■ **ASSIGNED TASK**
Your copy should repeat each record below exactly and contain no images.

━━━ RECORDS FOR THE EXERCISE

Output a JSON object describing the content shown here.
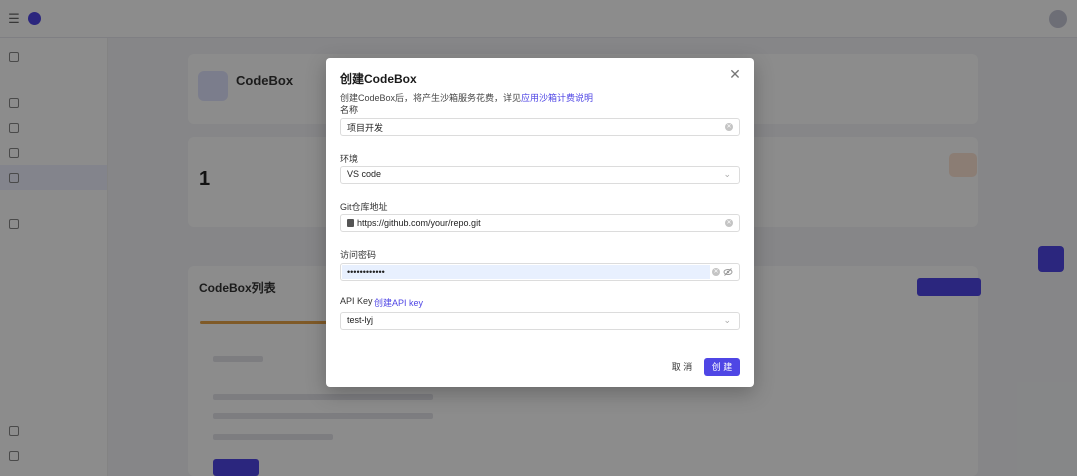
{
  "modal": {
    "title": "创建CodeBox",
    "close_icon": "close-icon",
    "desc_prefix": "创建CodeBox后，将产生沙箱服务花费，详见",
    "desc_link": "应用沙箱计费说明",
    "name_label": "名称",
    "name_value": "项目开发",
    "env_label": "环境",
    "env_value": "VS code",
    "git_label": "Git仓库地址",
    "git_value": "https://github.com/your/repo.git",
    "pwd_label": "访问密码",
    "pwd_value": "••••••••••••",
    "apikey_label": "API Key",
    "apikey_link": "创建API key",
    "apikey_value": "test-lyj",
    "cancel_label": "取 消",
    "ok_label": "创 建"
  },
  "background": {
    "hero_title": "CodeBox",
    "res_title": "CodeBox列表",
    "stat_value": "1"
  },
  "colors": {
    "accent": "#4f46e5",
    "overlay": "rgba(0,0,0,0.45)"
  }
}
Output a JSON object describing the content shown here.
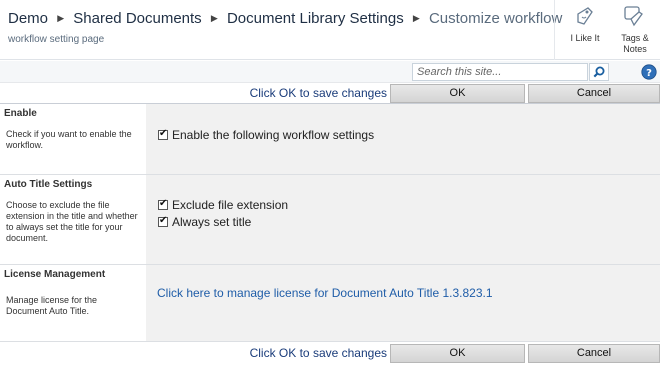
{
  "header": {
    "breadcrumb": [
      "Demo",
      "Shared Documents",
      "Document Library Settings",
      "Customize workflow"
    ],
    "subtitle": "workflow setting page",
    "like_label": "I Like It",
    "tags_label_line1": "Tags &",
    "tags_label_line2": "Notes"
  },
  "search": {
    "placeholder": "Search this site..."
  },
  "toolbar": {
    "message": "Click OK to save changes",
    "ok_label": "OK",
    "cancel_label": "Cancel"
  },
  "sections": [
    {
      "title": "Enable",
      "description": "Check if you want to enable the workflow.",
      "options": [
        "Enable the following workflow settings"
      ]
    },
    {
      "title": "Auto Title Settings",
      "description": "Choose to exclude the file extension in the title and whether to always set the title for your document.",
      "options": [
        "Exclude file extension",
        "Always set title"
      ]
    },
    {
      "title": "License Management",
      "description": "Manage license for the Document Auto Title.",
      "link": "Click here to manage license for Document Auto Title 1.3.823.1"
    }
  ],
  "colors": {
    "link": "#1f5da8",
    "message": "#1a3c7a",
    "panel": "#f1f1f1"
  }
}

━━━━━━

■ **SOLUTION TO THIS PROBLEM**
Output a JSON object describing the content shown here.
{
  "modal": {
    "title": "创建CodeBox",
    "close_icon": "close-icon",
    "desc_prefix": "创建CodeBox后，将产生沙箱服务花费，详见",
    "desc_link": "应用沙箱计费说明",
    "name_label": "名称",
    "name_value": "项目开发",
    "env_label": "环境",
    "env_value": "VS code",
    "git_label": "Git仓库地址",
    "git_value": "https://github.com/your/repo.git",
    "pwd_label": "访问密码",
    "pwd_value": "••••••••••••",
    "apikey_label": "API Key",
    "apikey_link": "创建API key",
    "apikey_value": "test-lyj",
    "cancel_label": "取 消",
    "ok_label": "创 建"
  },
  "background": {
    "hero_title": "CodeBox",
    "res_title": "CodeBox列表",
    "stat_value": "1"
  },
  "colors": {
    "accent": "#4f46e5",
    "overlay": "rgba(0,0,0,0.45)"
  }
}
Output a JSON object describing the content shown here.
{
  "header": {
    "breadcrumb": [
      "Demo",
      "Shared Documents",
      "Document Library Settings",
      "Customize workflow"
    ],
    "subtitle": "workflow setting page",
    "like_label": "I Like It",
    "tags_label_line1": "Tags &",
    "tags_label_line2": "Notes"
  },
  "search": {
    "placeholder": "Search this site..."
  },
  "toolbar": {
    "message": "Click OK to save changes",
    "ok_label": "OK",
    "cancel_label": "Cancel"
  },
  "sections": [
    {
      "title": "Enable",
      "description": "Check if you want to enable the workflow.",
      "options": [
        "Enable the following workflow settings"
      ]
    },
    {
      "title": "Auto Title Settings",
      "description": "Choose to exclude the file extension in the title and whether to always set the title for your document.",
      "options": [
        "Exclude file extension",
        "Always set title"
      ]
    },
    {
      "title": "License Management",
      "description": "Manage license for the Document Auto Title.",
      "link": "Click here to manage license for Document Auto Title 1.3.823.1"
    }
  ],
  "colors": {
    "link": "#1f5da8",
    "message": "#1a3c7a",
    "panel": "#f1f1f1"
  }
}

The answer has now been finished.